- Work request:
Only the lines holding "name" are wanted. Copy every one from the records below.

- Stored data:
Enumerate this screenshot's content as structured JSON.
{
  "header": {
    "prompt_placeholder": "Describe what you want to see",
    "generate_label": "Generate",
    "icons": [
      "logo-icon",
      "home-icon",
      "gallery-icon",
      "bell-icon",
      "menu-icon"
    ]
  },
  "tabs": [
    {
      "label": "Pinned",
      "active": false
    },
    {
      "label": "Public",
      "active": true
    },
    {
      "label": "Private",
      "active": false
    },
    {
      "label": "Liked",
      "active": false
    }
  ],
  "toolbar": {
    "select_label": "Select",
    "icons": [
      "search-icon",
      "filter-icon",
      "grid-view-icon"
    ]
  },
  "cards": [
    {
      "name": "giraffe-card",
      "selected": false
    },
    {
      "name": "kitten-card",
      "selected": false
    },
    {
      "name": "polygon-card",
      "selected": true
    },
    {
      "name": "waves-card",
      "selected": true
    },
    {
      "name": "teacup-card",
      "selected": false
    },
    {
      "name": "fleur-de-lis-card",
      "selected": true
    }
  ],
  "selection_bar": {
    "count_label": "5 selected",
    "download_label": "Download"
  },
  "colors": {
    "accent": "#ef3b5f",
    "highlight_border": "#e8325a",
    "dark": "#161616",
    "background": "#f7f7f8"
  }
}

- Response to this exercise:
      "name": "giraffe-card",
      "name": "kitten-card",
      "name": "polygon-card",
      "name": "waves-card",
      "name": "teacup-card",
      "name": "fleur-de-lis-card",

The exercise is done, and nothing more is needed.